A consistent teaching that I have heard in Evangelical churches is that there is no such thing as sacred vs. secular. The idea is that all things hold spiritual significance. The way you drive your car through traffic says as much about you spiritually as the way you sing a hymn. The act of taking communion can be just as defiling as foul language.
There are a number of passages that bring this teaching out. One of significance is Colossians 1:19-20
For God was pleased to have all his fullness dwell in him, and through him to reconcile to himself all things, whether things on earth or things in heaven . . .
Part of the reason we aren’t raptured up into heaven once we receive salvation is because we are to take part in God’s reconciliation of all things ( 2 Corinthians 5:18). We are to do the work of making everything part of God’s Kingdom. So what we listen to on the radio on Sunday morning shouldn’t be any different than what we listen to on Monday morning. What we say and do at church is no more significant than what we say and do at the grocery store. Our ministry reaches into anything and everything. A stock broker is in full time ministry just as much as a pastor. There simply is no “holy ground.” All ground is once again being made holy.
This is contrast against the strong Mormon theme of the sacred and the secular. This dicotomy is most obviously set up by LDS temples. “The LDS temple is the holiest place on earth for Mormons. It is a sacred space” (source). The vows made in a temple are of much greater signifcance than vows made elsewhere. The actions taken in a temple have greater significance than actions taken elsewhere.
LDS garments are another source of this differentiation. Mormons have sets of clothing which have a greater religious significance than any others. I believe the LDS priesthood plays into this as well, setting the words and deeds of some as higher than the words and deeds of others.
I don’t here much discussion between Mormons and Evangelicals about this difference. But I think it’s cultural implications are profound and should be recognized. For Evangelicals there is no such thing as sacred teachings and secular teachings of the Bible, they are all the same thing. Some Mormons have anitpathy toward Evangelicals for showing up to church in blue jeans all the while Evangelicals mock Mormons for thinking that underwear can be holy (when both should be recognizing that all underwear can be a testament to Christ).

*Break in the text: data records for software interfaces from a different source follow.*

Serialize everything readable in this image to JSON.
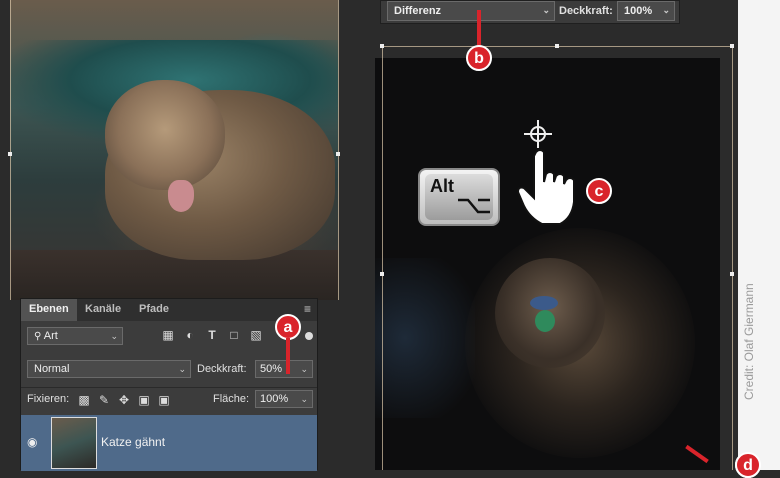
{
  "blend_bar": {
    "mode_value": "Differenz",
    "opacity_label": "Deckkraft:",
    "opacity_value": "100%"
  },
  "layers_panel": {
    "tabs": [
      "Ebenen",
      "Kanäle",
      "Pfade"
    ],
    "filter_value": "Art",
    "blend_mode_value": "Normal",
    "opacity_label": "Deckkraft:",
    "opacity_value": "50%",
    "lock_label": "Fixieren:",
    "fill_label": "Fläche:",
    "fill_value": "100%",
    "layer": {
      "name": "Katze gähnt"
    }
  },
  "keyboard": {
    "key_label": "Alt"
  },
  "callouts": {
    "a": "a",
    "b": "b",
    "c": "c",
    "d": "d"
  },
  "credit": "Credit: Olaf Giermann",
  "colors": {
    "callout": "#d9242b",
    "panel": "#3c3c3c",
    "layer_selected": "#4f6a8a"
  },
  "icons": [
    "search-icon",
    "chevron-down-icon",
    "image-filter-icon",
    "adjustment-filter-icon",
    "type-filter-icon",
    "shape-filter-icon",
    "smartobject-filter-icon",
    "panel-menu-icon",
    "eye-icon",
    "lock-transparent-icon",
    "lock-brush-icon",
    "lock-move-icon",
    "lock-artboard-icon",
    "lock-all-icon",
    "crosshair-icon",
    "hand-cursor-icon"
  ]
}
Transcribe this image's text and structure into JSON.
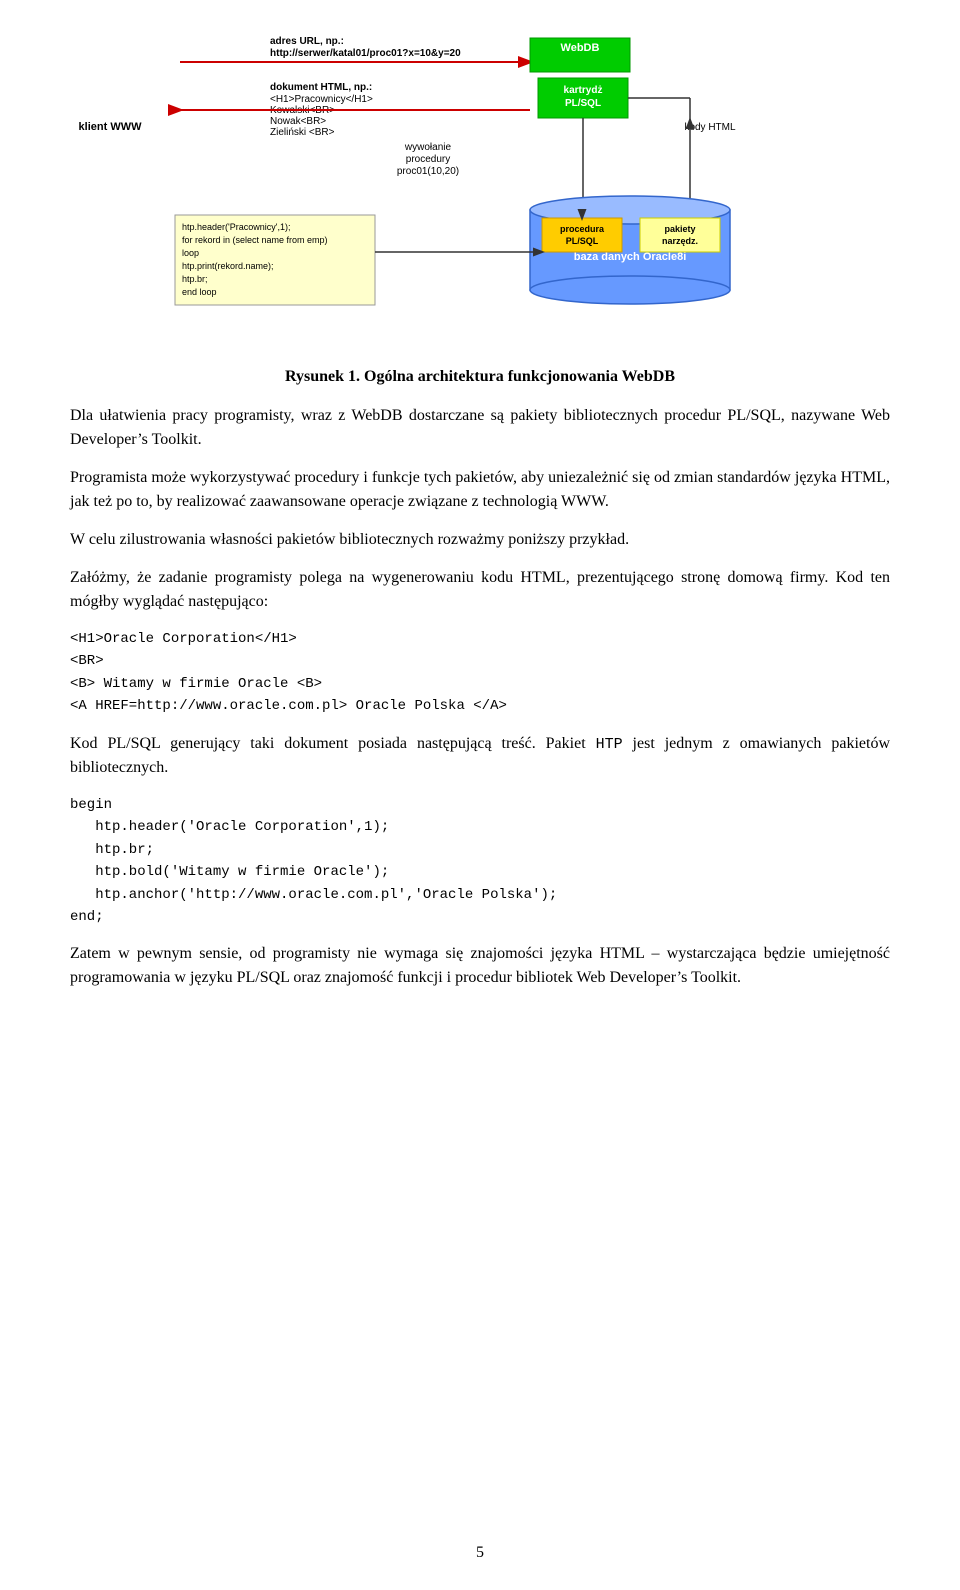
{
  "figure": {
    "caption": "Rysunek 1. Ogólna architektura funkcjonowania WebDB"
  },
  "paragraphs": [
    {
      "id": "p1",
      "text": "Dla ułatwienia pracy programisty, wraz z WebDB dostarczane są pakiety bibliotecznych procedur PL/SQL, nazywane Web Developer’s Toolkit."
    },
    {
      "id": "p2",
      "text": "Programista może wykorzystywać procedury i funkcje tych pakietów, aby uniezależnić się od zmian standardów języka HTML, jak też po to, by realizować zaawansowane operacje związane z technologią WWW."
    },
    {
      "id": "p3",
      "text": "W celu zilustrowania własności pakietów bibliotecznych rozważmy poniższy przykład."
    },
    {
      "id": "p4",
      "text": "Załóżmy, że zadanie programisty polega na wygenerowaniu kodu HTML, prezentującego stronę domową firmy. Kod ten mógłby wyglądać następująco:"
    }
  ],
  "code_block_1": {
    "lines": [
      "<H1>Oracle Corporation</H1>",
      "<BR>",
      "<B> Witamy w firmie Oracle <B>",
      "<A HREF=http://www.oracle.com.pl> Oracle Polska </A>"
    ]
  },
  "paragraph_mid": {
    "text": "Kod PL/SQL generujący taki dokument posiada następującą treść. Pakiet "
  },
  "inline_code_htp": "HTP",
  "paragraph_mid_cont": " jest jednym z omawianych pakietów bibliotecznych.",
  "code_block_2": {
    "lines": [
      "begin",
      "   htp.header('Oracle Corporation',1);",
      "   htp.br;",
      "   htp.bold('Witamy w firmie Oracle');",
      "   htp.anchor('http://www.oracle.com.pl','Oracle Polska');",
      "end;"
    ]
  },
  "paragraph_last": {
    "text": "Zatem w pewnym sensie, od programisty nie wymaga się znajomości języka HTML – wystarczająca będzie umiejętność programowania w języku PL/SQL oraz znajomość funkcji i procedur bibliotek Web Developer’s Toolkit."
  },
  "page_number": "5",
  "diagram": {
    "klient_label": "klient WWW",
    "webdb_label": "WebDB",
    "kartrydz_label": "kartrydż\nPL/SQL",
    "wywolanie_label": "wywołanie\nprocedury\nproc01(10,20)",
    "kody_html_label": "kody HTML",
    "procedura_label": "procedura\nPL/SQL",
    "pakiety_label": "pakiety\nnarzędz.",
    "baza_label": "baza danych Oracle8i",
    "url_label": "adres URL, np.:",
    "url_value": "http://serwer/katal01/proc01?x=10&y=20",
    "dokument_label": "dokument HTML, np.:",
    "html_lines": [
      "<H1>Pracownicy</H1>",
      "Kowalski<BR>",
      "Nowak<BR>",
      "Zieliński <BR>"
    ],
    "htp_code": "htp.header('Pracownicy',1);\nfor rekord in (select name from emp)\nloop\nhtp.print(rekord.name);\nhtp.br;\nend loop"
  }
}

Evangelicals might have the tendency to become to casual with their faith and fail to treat God with reverance. Mormons have the danger of pining away for the sacred and remove themselves from their work within the secular. I believe the difference are sublte but greatly divide us.